- ASSIGNMENT -
Produce an exact copy of the data below.

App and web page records
■ ■ ■ ■ ■ ■ ■

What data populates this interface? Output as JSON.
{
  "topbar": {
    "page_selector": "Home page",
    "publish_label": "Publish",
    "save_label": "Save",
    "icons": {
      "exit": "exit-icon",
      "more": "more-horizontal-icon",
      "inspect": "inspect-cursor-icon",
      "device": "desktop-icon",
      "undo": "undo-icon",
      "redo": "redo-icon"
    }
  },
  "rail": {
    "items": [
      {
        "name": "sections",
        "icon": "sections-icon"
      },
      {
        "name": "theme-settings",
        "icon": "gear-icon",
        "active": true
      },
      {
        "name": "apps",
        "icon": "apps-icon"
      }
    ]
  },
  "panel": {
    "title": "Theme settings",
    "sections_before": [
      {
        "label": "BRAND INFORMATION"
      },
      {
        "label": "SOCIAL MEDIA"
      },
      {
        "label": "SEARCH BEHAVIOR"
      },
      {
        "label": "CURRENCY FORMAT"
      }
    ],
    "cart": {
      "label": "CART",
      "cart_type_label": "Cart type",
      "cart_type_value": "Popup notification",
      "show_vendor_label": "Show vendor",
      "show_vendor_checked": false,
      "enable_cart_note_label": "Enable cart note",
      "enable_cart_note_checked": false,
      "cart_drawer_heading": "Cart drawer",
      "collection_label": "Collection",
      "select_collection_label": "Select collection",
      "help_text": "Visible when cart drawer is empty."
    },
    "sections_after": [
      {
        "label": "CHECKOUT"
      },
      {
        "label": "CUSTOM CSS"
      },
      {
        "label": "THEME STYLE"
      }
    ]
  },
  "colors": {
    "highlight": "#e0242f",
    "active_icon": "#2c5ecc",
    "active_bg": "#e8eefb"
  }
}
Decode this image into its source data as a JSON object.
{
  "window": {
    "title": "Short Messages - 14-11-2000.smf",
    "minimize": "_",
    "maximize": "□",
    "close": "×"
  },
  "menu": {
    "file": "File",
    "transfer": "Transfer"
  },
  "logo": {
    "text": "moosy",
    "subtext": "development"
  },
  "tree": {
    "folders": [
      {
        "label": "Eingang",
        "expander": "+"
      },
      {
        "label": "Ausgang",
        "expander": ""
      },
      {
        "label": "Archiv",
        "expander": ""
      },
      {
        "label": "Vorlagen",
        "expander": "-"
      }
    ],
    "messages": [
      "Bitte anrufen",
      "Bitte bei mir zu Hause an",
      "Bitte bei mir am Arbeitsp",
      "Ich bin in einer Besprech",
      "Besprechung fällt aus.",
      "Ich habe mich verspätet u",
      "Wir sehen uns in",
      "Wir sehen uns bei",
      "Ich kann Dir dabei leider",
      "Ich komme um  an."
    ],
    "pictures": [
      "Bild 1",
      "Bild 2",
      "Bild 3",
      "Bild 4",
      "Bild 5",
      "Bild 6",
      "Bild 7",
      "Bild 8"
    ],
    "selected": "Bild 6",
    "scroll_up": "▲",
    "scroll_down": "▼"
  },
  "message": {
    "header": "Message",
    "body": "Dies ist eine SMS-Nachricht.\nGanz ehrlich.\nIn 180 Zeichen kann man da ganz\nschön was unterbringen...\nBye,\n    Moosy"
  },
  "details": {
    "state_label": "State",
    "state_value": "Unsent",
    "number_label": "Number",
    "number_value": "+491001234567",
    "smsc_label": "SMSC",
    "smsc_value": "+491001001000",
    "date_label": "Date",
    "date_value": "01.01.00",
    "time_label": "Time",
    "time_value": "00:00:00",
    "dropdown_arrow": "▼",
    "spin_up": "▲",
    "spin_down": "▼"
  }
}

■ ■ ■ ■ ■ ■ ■

- RESULT -
What data populates this interface? Output as JSON.
{
  "topbar": {
    "page_selector": "Home page",
    "publish_label": "Publish",
    "save_label": "Save",
    "icons": {
      "exit": "exit-icon",
      "more": "more-horizontal-icon",
      "inspect": "inspect-cursor-icon",
      "device": "desktop-icon",
      "undo": "undo-icon",
      "redo": "redo-icon"
    }
  },
  "rail": {
    "items": [
      {
        "name": "sections",
        "icon": "sections-icon"
      },
      {
        "name": "theme-settings",
        "icon": "gear-icon",
        "active": true
      },
      {
        "name": "apps",
        "icon": "apps-icon"
      }
    ]
  },
  "panel": {
    "title": "Theme settings",
    "sections_before": [
      {
        "label": "BRAND INFORMATION"
      },
      {
        "label": "SOCIAL MEDIA"
      },
      {
        "label": "SEARCH BEHAVIOR"
      },
      {
        "label": "CURRENCY FORMAT"
      }
    ],
    "cart": {
      "label": "CART",
      "cart_type_label": "Cart type",
      "cart_type_value": "Popup notification",
      "show_vendor_label": "Show vendor",
      "show_vendor_checked": false,
      "enable_cart_note_label": "Enable cart note",
      "enable_cart_note_checked": false,
      "cart_drawer_heading": "Cart drawer",
      "collection_label": "Collection",
      "select_collection_label": "Select collection",
      "help_text": "Visible when cart drawer is empty."
    },
    "sections_after": [
      {
        "label": "CHECKOUT"
      },
      {
        "label": "CUSTOM CSS"
      },
      {
        "label": "THEME STYLE"
      }
    ]
  },
  "colors": {
    "highlight": "#e0242f",
    "active_icon": "#2c5ecc",
    "active_bg": "#e8eefb"
  }
}
Decode this image into its source data as a JSON object.
{
  "window": {
    "title": "Short Messages - 14-11-2000.smf",
    "minimize": "_",
    "maximize": "□",
    "close": "×"
  },
  "menu": {
    "file": "File",
    "transfer": "Transfer"
  },
  "logo": {
    "text": "moosy",
    "subtext": "development"
  },
  "tree": {
    "folders": [
      {
        "label": "Eingang",
        "expander": "+"
      },
      {
        "label": "Ausgang",
        "expander": ""
      },
      {
        "label": "Archiv",
        "expander": ""
      },
      {
        "label": "Vorlagen",
        "expander": "-"
      }
    ],
    "messages": [
      "Bitte anrufen",
      "Bitte bei mir zu Hause an",
      "Bitte bei mir am Arbeitsp",
      "Ich bin in einer Besprech",
      "Besprechung fällt aus.",
      "Ich habe mich verspätet u",
      "Wir sehen uns in",
      "Wir sehen uns bei",
      "Ich kann Dir dabei leider",
      "Ich komme um  an."
    ],
    "pictures": [
      "Bild 1",
      "Bild 2",
      "Bild 3",
      "Bild 4",
      "Bild 5",
      "Bild 6",
      "Bild 7",
      "Bild 8"
    ],
    "selected": "Bild 6",
    "scroll_up": "▲",
    "scroll_down": "▼"
  },
  "message": {
    "header": "Message",
    "body": "Dies ist eine SMS-Nachricht.\nGanz ehrlich.\nIn 180 Zeichen kann man da ganz\nschön was unterbringen...\nBye,\n    Moosy"
  },
  "details": {
    "state_label": "State",
    "state_value": "Unsent",
    "number_label": "Number",
    "number_value": "+491001234567",
    "smsc_label": "SMSC",
    "smsc_value": "+491001001000",
    "date_label": "Date",
    "date_value": "01.01.00",
    "time_label": "Time",
    "time_value": "00:00:00",
    "dropdown_arrow": "▼",
    "spin_up": "▲",
    "spin_down": "▼"
  }
}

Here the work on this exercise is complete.